**** Exercise data ****

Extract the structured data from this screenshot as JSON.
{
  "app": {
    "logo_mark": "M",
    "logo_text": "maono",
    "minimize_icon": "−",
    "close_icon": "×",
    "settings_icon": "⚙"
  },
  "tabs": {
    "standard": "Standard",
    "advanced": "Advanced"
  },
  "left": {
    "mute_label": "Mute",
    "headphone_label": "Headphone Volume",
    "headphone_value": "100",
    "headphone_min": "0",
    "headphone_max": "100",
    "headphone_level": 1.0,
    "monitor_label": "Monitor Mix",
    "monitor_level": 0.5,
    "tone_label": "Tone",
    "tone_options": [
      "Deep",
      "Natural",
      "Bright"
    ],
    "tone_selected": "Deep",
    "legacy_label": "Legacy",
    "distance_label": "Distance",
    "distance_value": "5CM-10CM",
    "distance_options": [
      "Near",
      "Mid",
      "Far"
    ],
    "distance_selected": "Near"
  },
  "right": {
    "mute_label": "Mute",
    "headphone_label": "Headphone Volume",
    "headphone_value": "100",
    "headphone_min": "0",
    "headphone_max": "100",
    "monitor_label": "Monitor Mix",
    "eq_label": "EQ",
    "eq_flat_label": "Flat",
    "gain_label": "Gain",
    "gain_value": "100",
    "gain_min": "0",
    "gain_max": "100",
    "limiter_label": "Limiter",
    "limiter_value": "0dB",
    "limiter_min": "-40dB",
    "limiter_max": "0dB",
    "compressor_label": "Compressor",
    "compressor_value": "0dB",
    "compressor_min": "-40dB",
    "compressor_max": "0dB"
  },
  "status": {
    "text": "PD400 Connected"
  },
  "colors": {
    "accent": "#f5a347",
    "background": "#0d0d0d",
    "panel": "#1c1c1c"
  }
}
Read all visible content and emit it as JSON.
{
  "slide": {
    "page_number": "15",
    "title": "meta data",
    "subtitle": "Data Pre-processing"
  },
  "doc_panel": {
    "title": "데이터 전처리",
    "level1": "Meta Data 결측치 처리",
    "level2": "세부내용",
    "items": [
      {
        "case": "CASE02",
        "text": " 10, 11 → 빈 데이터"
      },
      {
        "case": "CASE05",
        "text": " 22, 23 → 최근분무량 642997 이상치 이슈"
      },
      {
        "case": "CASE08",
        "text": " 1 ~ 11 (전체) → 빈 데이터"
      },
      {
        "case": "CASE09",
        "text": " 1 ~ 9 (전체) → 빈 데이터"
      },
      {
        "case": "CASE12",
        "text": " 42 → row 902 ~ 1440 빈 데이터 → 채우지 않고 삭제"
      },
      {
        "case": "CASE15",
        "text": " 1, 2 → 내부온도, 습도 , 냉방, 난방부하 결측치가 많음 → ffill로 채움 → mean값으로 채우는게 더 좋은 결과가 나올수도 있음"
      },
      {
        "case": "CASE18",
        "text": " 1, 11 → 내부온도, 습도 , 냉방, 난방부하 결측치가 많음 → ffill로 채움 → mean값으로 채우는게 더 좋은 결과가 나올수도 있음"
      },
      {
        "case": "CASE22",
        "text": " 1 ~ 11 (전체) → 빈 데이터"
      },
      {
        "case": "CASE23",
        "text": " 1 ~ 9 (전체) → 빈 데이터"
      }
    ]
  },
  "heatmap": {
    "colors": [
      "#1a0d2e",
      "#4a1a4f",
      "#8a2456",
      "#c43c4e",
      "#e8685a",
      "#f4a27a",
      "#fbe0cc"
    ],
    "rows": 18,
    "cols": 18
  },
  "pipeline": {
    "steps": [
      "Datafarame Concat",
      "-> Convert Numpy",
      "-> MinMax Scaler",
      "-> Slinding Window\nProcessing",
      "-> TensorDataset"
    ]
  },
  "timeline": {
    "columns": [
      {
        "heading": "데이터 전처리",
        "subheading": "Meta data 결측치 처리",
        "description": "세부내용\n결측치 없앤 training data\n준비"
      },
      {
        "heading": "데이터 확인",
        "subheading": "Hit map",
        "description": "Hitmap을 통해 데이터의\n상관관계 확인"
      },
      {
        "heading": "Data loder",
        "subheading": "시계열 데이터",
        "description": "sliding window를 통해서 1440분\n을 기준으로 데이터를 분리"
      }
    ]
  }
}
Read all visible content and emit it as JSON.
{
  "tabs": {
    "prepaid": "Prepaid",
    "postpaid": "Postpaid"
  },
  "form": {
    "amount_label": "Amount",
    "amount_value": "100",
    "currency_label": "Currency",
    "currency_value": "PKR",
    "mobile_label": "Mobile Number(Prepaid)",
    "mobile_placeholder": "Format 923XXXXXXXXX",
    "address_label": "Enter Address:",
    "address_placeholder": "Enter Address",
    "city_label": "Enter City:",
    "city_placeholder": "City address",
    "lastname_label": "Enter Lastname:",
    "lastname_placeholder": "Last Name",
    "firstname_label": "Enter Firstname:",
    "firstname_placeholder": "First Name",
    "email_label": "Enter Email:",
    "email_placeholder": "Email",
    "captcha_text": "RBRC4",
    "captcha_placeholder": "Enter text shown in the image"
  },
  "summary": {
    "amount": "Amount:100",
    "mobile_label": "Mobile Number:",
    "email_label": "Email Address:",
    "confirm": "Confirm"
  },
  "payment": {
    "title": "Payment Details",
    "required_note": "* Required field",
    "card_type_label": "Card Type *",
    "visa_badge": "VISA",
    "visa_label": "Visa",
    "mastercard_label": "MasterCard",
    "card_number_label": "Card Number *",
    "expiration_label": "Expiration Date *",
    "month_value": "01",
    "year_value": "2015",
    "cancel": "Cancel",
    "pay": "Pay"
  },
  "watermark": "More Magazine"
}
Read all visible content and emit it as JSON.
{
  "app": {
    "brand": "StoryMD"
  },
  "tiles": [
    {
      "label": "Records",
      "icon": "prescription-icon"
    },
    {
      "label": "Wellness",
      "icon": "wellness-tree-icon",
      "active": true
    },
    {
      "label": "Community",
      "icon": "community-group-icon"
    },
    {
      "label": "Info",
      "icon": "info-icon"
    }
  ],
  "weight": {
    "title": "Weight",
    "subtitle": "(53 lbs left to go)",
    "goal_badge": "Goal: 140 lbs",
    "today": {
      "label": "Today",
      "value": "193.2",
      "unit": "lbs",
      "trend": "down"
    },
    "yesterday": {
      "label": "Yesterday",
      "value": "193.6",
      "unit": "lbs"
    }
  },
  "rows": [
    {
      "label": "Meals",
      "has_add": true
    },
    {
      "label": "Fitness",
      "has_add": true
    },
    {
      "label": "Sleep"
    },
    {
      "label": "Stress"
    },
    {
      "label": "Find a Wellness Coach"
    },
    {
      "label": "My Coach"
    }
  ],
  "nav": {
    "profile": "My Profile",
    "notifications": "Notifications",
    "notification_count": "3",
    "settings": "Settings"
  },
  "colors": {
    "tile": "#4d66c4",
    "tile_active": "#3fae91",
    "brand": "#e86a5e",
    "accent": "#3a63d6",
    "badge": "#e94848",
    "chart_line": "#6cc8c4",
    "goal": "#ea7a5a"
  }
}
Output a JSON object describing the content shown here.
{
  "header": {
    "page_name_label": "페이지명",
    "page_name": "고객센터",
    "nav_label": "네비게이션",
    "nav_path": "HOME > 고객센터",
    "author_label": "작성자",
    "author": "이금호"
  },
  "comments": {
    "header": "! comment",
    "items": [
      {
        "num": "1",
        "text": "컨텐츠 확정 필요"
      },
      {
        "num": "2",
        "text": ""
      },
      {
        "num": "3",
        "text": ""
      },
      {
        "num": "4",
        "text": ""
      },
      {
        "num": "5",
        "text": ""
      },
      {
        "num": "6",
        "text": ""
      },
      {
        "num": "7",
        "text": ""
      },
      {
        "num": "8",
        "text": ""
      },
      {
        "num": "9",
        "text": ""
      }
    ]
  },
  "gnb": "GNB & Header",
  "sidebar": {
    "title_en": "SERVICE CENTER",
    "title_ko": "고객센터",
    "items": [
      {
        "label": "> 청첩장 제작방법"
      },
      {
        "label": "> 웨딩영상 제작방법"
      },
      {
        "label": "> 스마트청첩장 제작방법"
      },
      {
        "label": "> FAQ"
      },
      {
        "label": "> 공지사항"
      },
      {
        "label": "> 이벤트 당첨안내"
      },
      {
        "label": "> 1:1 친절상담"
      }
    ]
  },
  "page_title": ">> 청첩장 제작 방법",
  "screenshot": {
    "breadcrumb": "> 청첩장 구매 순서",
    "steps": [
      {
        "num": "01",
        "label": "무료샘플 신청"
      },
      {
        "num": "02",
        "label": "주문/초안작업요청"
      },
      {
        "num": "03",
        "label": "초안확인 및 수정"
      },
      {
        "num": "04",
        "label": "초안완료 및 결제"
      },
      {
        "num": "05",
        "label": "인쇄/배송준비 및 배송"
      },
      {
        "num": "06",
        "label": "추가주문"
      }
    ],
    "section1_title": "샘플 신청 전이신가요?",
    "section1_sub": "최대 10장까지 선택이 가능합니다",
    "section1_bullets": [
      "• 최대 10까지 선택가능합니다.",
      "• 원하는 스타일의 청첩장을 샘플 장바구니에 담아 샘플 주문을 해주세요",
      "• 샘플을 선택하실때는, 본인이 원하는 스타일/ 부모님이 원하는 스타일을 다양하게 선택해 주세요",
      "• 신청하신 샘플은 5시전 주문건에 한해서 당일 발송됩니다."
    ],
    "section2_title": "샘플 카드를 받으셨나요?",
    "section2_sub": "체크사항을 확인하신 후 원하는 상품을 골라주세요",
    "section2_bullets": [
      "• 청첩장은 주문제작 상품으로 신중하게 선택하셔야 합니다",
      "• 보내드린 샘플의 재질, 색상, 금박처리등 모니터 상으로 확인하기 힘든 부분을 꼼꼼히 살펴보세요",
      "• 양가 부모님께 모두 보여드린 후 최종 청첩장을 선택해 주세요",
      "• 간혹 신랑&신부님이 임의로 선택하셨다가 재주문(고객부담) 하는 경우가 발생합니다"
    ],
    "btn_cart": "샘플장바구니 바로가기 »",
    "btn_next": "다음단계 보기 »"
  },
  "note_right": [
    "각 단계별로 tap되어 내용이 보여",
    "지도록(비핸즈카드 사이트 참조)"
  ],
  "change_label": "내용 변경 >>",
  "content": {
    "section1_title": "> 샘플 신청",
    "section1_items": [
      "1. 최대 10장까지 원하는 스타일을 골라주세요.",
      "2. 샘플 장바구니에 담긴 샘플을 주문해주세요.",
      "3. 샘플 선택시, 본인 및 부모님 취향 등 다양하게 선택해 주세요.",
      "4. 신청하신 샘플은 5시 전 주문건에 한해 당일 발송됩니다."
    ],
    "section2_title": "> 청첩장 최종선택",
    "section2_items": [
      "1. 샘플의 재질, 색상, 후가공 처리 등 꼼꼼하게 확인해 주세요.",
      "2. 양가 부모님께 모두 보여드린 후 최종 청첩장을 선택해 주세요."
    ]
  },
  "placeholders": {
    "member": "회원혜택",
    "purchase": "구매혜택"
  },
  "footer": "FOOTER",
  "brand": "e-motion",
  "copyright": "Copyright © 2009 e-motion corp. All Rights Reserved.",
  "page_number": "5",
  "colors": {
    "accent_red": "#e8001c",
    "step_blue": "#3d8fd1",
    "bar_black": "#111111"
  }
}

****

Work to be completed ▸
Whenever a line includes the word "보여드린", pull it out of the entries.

Solution ▸
      "• 양가 부모님께 모두 보여드린 후 최종 청첩장을 선택해 주세요",
      "2. 양가 부모님께 모두 보여드린 후 최종 청첩장을 선택해 주세요."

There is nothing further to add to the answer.